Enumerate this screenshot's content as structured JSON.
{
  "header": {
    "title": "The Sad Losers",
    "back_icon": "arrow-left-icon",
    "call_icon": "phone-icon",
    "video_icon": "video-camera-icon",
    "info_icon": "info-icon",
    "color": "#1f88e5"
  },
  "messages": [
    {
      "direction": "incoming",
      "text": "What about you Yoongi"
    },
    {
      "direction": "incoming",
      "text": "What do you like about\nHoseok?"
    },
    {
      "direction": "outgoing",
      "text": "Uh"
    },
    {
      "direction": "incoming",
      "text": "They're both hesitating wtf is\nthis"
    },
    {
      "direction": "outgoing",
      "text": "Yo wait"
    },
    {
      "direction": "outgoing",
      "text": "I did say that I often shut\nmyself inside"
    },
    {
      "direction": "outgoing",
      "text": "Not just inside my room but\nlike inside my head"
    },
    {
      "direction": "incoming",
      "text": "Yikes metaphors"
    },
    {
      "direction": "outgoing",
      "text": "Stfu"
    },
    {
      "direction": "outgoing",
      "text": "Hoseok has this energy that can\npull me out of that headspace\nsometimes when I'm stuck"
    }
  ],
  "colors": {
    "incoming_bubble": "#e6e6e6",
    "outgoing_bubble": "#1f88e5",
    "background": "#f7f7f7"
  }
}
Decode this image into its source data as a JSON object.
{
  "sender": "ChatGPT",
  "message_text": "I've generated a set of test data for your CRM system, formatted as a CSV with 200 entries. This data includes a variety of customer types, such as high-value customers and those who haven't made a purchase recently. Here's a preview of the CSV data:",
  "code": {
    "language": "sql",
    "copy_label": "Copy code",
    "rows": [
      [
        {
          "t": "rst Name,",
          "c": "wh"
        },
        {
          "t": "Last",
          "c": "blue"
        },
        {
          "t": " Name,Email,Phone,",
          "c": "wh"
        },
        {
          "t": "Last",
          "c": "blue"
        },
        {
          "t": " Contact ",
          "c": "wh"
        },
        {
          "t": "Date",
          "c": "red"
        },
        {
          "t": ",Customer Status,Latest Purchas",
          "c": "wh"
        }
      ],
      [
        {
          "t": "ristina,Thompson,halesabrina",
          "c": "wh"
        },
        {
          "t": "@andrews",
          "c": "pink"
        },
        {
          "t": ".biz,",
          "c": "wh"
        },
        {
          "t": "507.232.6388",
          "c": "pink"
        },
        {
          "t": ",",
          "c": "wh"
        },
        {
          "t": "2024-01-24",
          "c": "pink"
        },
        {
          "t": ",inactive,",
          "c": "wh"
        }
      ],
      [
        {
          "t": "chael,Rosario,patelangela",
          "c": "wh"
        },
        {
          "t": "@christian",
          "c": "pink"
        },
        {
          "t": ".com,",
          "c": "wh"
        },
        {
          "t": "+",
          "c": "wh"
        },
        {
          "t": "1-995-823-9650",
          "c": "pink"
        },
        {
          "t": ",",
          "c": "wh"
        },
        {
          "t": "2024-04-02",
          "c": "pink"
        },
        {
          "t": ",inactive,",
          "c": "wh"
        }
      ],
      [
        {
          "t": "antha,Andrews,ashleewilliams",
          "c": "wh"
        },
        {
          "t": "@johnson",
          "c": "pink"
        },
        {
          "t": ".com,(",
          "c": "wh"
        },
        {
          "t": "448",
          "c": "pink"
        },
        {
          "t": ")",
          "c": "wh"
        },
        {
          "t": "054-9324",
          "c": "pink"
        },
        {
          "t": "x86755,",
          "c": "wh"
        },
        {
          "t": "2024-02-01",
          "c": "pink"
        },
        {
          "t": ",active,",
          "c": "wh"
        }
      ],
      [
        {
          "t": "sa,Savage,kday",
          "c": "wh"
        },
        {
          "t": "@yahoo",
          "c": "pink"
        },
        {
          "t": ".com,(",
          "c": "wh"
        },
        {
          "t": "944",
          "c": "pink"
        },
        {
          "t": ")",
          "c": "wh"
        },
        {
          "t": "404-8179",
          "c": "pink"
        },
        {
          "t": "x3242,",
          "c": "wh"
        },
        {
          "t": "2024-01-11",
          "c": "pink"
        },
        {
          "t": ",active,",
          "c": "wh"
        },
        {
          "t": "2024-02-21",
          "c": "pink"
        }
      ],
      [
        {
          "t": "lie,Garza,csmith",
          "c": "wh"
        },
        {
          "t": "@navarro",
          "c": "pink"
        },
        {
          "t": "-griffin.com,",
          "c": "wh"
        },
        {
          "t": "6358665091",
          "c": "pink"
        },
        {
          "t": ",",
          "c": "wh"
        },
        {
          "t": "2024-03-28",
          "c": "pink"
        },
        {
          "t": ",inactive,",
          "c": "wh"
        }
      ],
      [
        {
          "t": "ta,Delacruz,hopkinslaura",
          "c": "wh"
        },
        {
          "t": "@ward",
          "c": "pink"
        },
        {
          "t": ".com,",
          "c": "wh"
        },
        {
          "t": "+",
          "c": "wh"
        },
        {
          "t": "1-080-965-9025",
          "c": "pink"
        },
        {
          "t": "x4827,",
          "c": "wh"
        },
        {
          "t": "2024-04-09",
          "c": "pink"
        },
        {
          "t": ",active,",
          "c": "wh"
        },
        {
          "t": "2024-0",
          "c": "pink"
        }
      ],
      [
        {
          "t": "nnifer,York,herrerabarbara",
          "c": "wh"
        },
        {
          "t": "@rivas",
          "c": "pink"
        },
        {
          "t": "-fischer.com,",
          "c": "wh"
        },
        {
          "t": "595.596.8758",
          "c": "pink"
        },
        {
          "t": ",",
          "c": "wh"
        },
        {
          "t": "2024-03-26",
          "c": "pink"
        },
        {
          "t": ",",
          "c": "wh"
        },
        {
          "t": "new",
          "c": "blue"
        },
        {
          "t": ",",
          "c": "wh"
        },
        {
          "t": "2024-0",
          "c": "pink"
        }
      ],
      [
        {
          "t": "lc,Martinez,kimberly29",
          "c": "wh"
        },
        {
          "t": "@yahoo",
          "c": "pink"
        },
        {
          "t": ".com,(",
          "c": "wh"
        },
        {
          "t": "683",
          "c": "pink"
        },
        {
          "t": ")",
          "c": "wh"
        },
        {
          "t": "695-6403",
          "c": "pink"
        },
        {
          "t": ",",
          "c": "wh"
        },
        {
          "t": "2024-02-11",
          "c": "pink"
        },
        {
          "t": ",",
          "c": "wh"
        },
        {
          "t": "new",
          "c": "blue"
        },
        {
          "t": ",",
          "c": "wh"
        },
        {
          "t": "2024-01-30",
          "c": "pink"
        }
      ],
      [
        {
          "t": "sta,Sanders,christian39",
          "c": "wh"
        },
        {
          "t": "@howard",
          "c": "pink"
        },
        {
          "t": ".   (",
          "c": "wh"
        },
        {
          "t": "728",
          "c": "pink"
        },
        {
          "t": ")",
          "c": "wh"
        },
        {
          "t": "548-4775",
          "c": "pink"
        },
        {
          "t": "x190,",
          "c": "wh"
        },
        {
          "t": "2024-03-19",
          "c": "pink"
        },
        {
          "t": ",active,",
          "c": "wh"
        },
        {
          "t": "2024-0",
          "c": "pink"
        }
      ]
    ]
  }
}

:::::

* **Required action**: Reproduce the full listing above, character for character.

* **Answer space**:
Enumerate this screenshot's content as structured JSON.
{
  "header": {
    "title": "The Sad Losers",
    "back_icon": "arrow-left-icon",
    "call_icon": "phone-icon",
    "video_icon": "video-camera-icon",
    "info_icon": "info-icon",
    "color": "#1f88e5"
  },
  "messages": [
    {
      "direction": "incoming",
      "text": "What about you Yoongi"
    },
    {
      "direction": "incoming",
      "text": "What do you like about\nHoseok?"
    },
    {
      "direction": "outgoing",
      "text": "Uh"
    },
    {
      "direction": "incoming",
      "text": "They're both hesitating wtf is\nthis"
    },
    {
      "direction": "outgoing",
      "text": "Yo wait"
    },
    {
      "direction": "outgoing",
      "text": "I did say that I often shut\nmyself inside"
    },
    {
      "direction": "outgoing",
      "text": "Not just inside my room but\nlike inside my head"
    },
    {
      "direction": "incoming",
      "text": "Yikes metaphors"
    },
    {
      "direction": "outgoing",
      "text": "Stfu"
    },
    {
      "direction": "outgoing",
      "text": "Hoseok has this energy that can\npull me out of that headspace\nsometimes when I'm stuck"
    }
  ],
  "colors": {
    "incoming_bubble": "#e6e6e6",
    "outgoing_bubble": "#1f88e5",
    "background": "#f7f7f7"
  }
}
Decode this image into its source data as a JSON object.
{
  "sender": "ChatGPT",
  "message_text": "I've generated a set of test data for your CRM system, formatted as a CSV with 200 entries. This data includes a variety of customer types, such as high-value customers and those who haven't made a purchase recently. Here's a preview of the CSV data:",
  "code": {
    "language": "sql",
    "copy_label": "Copy code",
    "rows": [
      [
        {
          "t": "rst Name,",
          "c": "wh"
        },
        {
          "t": "Last",
          "c": "blue"
        },
        {
          "t": " Name,Email,Phone,",
          "c": "wh"
        },
        {
          "t": "Last",
          "c": "blue"
        },
        {
          "t": " Contact ",
          "c": "wh"
        },
        {
          "t": "Date",
          "c": "red"
        },
        {
          "t": ",Customer Status,Latest Purchas",
          "c": "wh"
        }
      ],
      [
        {
          "t": "ristina,Thompson,halesabrina",
          "c": "wh"
        },
        {
          "t": "@andrews",
          "c": "pink"
        },
        {
          "t": ".biz,",
          "c": "wh"
        },
        {
          "t": "507.232.6388",
          "c": "pink"
        },
        {
          "t": ",",
          "c": "wh"
        },
        {
          "t": "2024-01-24",
          "c": "pink"
        },
        {
          "t": ",inactive,",
          "c": "wh"
        }
      ],
      [
        {
          "t": "chael,Rosario,patelangela",
          "c": "wh"
        },
        {
          "t": "@christian",
          "c": "pink"
        },
        {
          "t": ".com,",
          "c": "wh"
        },
        {
          "t": "+",
          "c": "wh"
        },
        {
          "t": "1-995-823-9650",
          "c": "pink"
        },
        {
          "t": ",",
          "c": "wh"
        },
        {
          "t": "2024-04-02",
          "c": "pink"
        },
        {
          "t": ",inactive,",
          "c": "wh"
        }
      ],
      [
        {
          "t": "antha,Andrews,ashleewilliams",
          "c": "wh"
        },
        {
          "t": "@johnson",
          "c": "pink"
        },
        {
          "t": ".com,(",
          "c": "wh"
        },
        {
          "t": "448",
          "c": "pink"
        },
        {
          "t": ")",
          "c": "wh"
        },
        {
          "t": "054-9324",
          "c": "pink"
        },
        {
          "t": "x86755,",
          "c": "wh"
        },
        {
          "t": "2024-02-01",
          "c": "pink"
        },
        {
          "t": ",active,",
          "c": "wh"
        }
      ],
      [
        {
          "t": "sa,Savage,kday",
          "c": "wh"
        },
        {
          "t": "@yahoo",
          "c": "pink"
        },
        {
          "t": ".com,(",
          "c": "wh"
        },
        {
          "t": "944",
          "c": "pink"
        },
        {
          "t": ")",
          "c": "wh"
        },
        {
          "t": "404-8179",
          "c": "pink"
        },
        {
          "t": "x3242,",
          "c": "wh"
        },
        {
          "t": "2024-01-11",
          "c": "pink"
        },
        {
          "t": ",active,",
          "c": "wh"
        },
        {
          "t": "2024-02-21",
          "c": "pink"
        }
      ],
      [
        {
          "t": "lie,Garza,csmith",
          "c": "wh"
        },
        {
          "t": "@navarro",
          "c": "pink"
        },
        {
          "t": "-griffin.com,",
          "c": "wh"
        },
        {
          "t": "6358665091",
          "c": "pink"
        },
        {
          "t": ",",
          "c": "wh"
        },
        {
          "t": "2024-03-28",
          "c": "pink"
        },
        {
          "t": ",inactive,",
          "c": "wh"
        }
      ],
      [
        {
          "t": "ta,Delacruz,hopkinslaura",
          "c": "wh"
        },
        {
          "t": "@ward",
          "c": "pink"
        },
        {
          "t": ".com,",
          "c": "wh"
        },
        {
          "t": "+",
          "c": "wh"
        },
        {
          "t": "1-080-965-9025",
          "c": "pink"
        },
        {
          "t": "x4827,",
          "c": "wh"
        },
        {
          "t": "2024-04-09",
          "c": "pink"
        },
        {
          "t": ",active,",
          "c": "wh"
        },
        {
          "t": "2024-0",
          "c": "pink"
        }
      ],
      [
        {
          "t": "nnifer,York,herrerabarbara",
          "c": "wh"
        },
        {
          "t": "@rivas",
          "c": "pink"
        },
        {
          "t": "-fischer.com,",
          "c": "wh"
        },
        {
          "t": "595.596.8758",
          "c": "pink"
        },
        {
          "t": ",",
          "c": "wh"
        },
        {
          "t": "2024-03-26",
          "c": "pink"
        },
        {
          "t": ",",
          "c": "wh"
        },
        {
          "t": "new",
          "c": "blue"
        },
        {
          "t": ",",
          "c": "wh"
        },
        {
          "t": "2024-0",
          "c": "pink"
        }
      ],
      [
        {
          "t": "lc,Martinez,kimberly29",
          "c": "wh"
        },
        {
          "t": "@yahoo",
          "c": "pink"
        },
        {
          "t": ".com,(",
          "c": "wh"
        },
        {
          "t": "683",
          "c": "pink"
        },
        {
          "t": ")",
          "c": "wh"
        },
        {
          "t": "695-6403",
          "c": "pink"
        },
        {
          "t": ",",
          "c": "wh"
        },
        {
          "t": "2024-02-11",
          "c": "pink"
        },
        {
          "t": ",",
          "c": "wh"
        },
        {
          "t": "new",
          "c": "blue"
        },
        {
          "t": ",",
          "c": "wh"
        },
        {
          "t": "2024-01-30",
          "c": "pink"
        }
      ],
      [
        {
          "t": "sta,Sanders,christian39",
          "c": "wh"
        },
        {
          "t": "@howard",
          "c": "pink"
        },
        {
          "t": ".   (",
          "c": "wh"
        },
        {
          "t": "728",
          "c": "pink"
        },
        {
          "t": ")",
          "c": "wh"
        },
        {
          "t": "548-4775",
          "c": "pink"
        },
        {
          "t": "x190,",
          "c": "wh"
        },
        {
          "t": "2024-03-19",
          "c": "pink"
        },
        {
          "t": ",active,",
          "c": "wh"
        },
        {
          "t": "2024-0",
          "c": "pink"
        }
      ]
    ]
  }
}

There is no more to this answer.